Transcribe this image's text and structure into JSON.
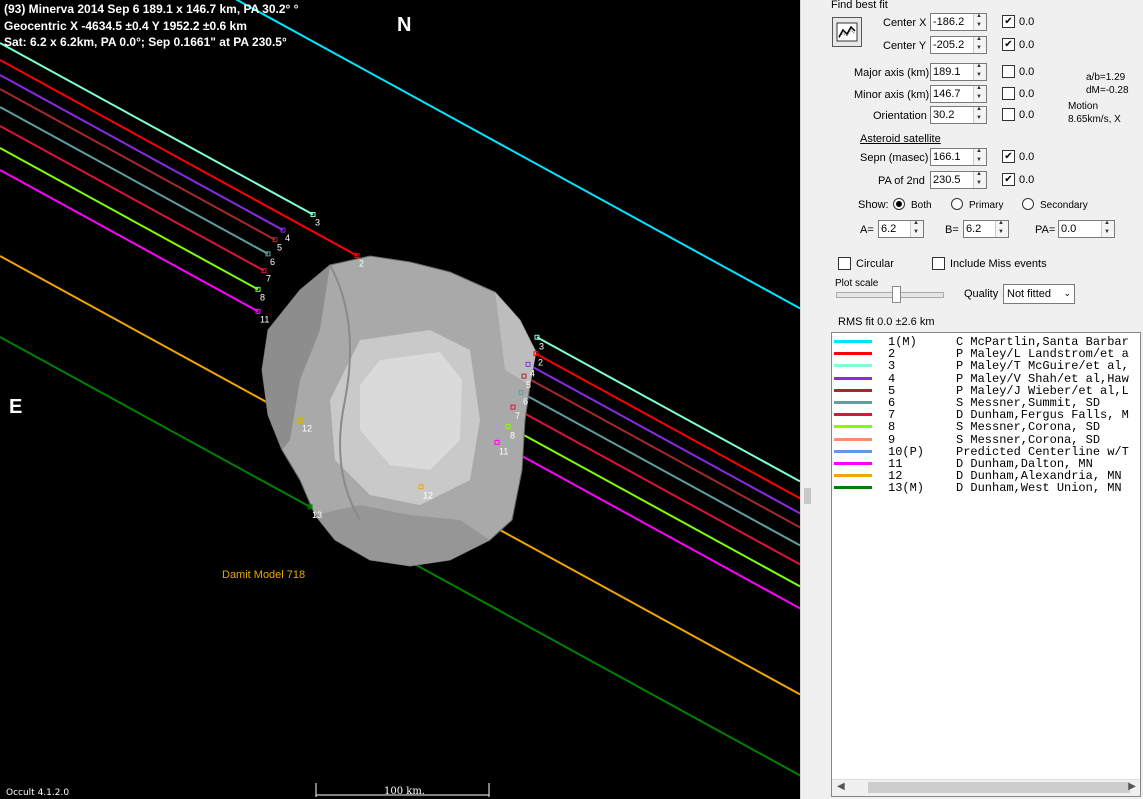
{
  "header": {
    "line1": "(93) Minerva  2014 Sep 6  189.1 x 146.7 km, PA 30.2° °",
    "line2": "Geocentric  X  -4634.5 ±0.4  Y 1952.2 ±0.6 km",
    "line3": "Sat: 6.2 x 6.2km, PA 0.0°; Sep 0.1661\" at PA 230.5°"
  },
  "directions": {
    "north": "N",
    "east": "E"
  },
  "model_label": "Damit Model 718",
  "version": "Occult 4.1.2.0",
  "scale_label": "100 km.",
  "chord_labels": {
    "left": [
      "2",
      "3",
      "4",
      "5",
      "6",
      "7",
      "8",
      "11",
      "12",
      "13"
    ],
    "right": [
      "2",
      "3",
      "4",
      "5",
      "6",
      "7",
      "8",
      "11",
      "12"
    ]
  },
  "panel": {
    "find_best_fit": "Find best fit",
    "center_x": {
      "label": "Center X",
      "value": "-186.2",
      "checked": true,
      "err": "0.0"
    },
    "center_y": {
      "label": "Center Y",
      "value": "-205.2",
      "checked": true,
      "err": "0.0"
    },
    "major_axis": {
      "label": "Major axis (km)",
      "value": "189.1",
      "checked": false,
      "err": "0.0"
    },
    "minor_axis": {
      "label": "Minor axis (km)",
      "value": "146.7",
      "checked": false,
      "err": "0.0"
    },
    "orientation": {
      "label": "Orientation",
      "value": "30.2",
      "checked": false,
      "err": "0.0"
    },
    "ab_ratio": "a/b=1.29",
    "dm": "dM=-0.28",
    "motion_label": "Motion",
    "motion_value": "8.65km/s, X",
    "satellite_heading": "Asteroid satellite",
    "sepn": {
      "label": "Sepn (masec)",
      "value": "166.1",
      "checked": true,
      "err": "0.0"
    },
    "pa_2nd": {
      "label": "PA of 2nd",
      "value": "230.5",
      "checked": true,
      "err": "0.0"
    },
    "show_label": "Show:",
    "show_options": [
      "Both",
      "Primary",
      "Secondary"
    ],
    "show_selected": "Both",
    "a_label": "A=",
    "a_value": "6.2",
    "b_label": "B=",
    "b_value": "6.2",
    "pa_label": "PA=",
    "pa_value": "0.0",
    "circular_label": "Circular",
    "include_miss_label": "Include Miss events",
    "plot_scale_label": "Plot scale",
    "plot_scale_level": 0.55,
    "quality_label": "Quality",
    "quality_value": "Not fitted",
    "rms_fit": "RMS fit 0.0 ±2.6 km"
  },
  "observers": [
    {
      "id": "1(M)",
      "name": "C McPartlin,Santa Barbar",
      "color": "#00e5ff"
    },
    {
      "id": "2",
      "name": "P Maley/L Landstrom/et a",
      "color": "#ff0000"
    },
    {
      "id": "3",
      "name": "P Maley/T McGuire/et al,",
      "color": "#7fffd4"
    },
    {
      "id": "4",
      "name": "P Maley/V Shah/et al,Haw",
      "color": "#8a2be2"
    },
    {
      "id": "5",
      "name": "P Maley/J Wieber/et al,L",
      "color": "#a52a2a"
    },
    {
      "id": "6",
      "name": "S Messner,Summit, SD",
      "color": "#5f9ea0"
    },
    {
      "id": "7",
      "name": "D Dunham,Fergus Falls, M",
      "color": "#dc143c"
    },
    {
      "id": "8",
      "name": "S Messner,Corona, SD",
      "color": "#7fff00"
    },
    {
      "id": "9",
      "name": "S Messner,Corona, SD",
      "color": "#ff8c69"
    },
    {
      "id": "10(P)",
      "name": "Predicted Centerline w/T",
      "color": "#6495ed"
    },
    {
      "id": "11",
      "name": "D Dunham,Dalton, MN",
      "color": "#ff00ff"
    },
    {
      "id": "12",
      "name": "D Dunham,Alexandria, MN",
      "color": "#f0a500"
    },
    {
      "id": "13(M)",
      "name": "D Dunham,West Union, MN",
      "color": "#008000"
    }
  ]
}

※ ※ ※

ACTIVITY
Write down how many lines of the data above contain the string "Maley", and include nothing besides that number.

ANSWER SECTION
4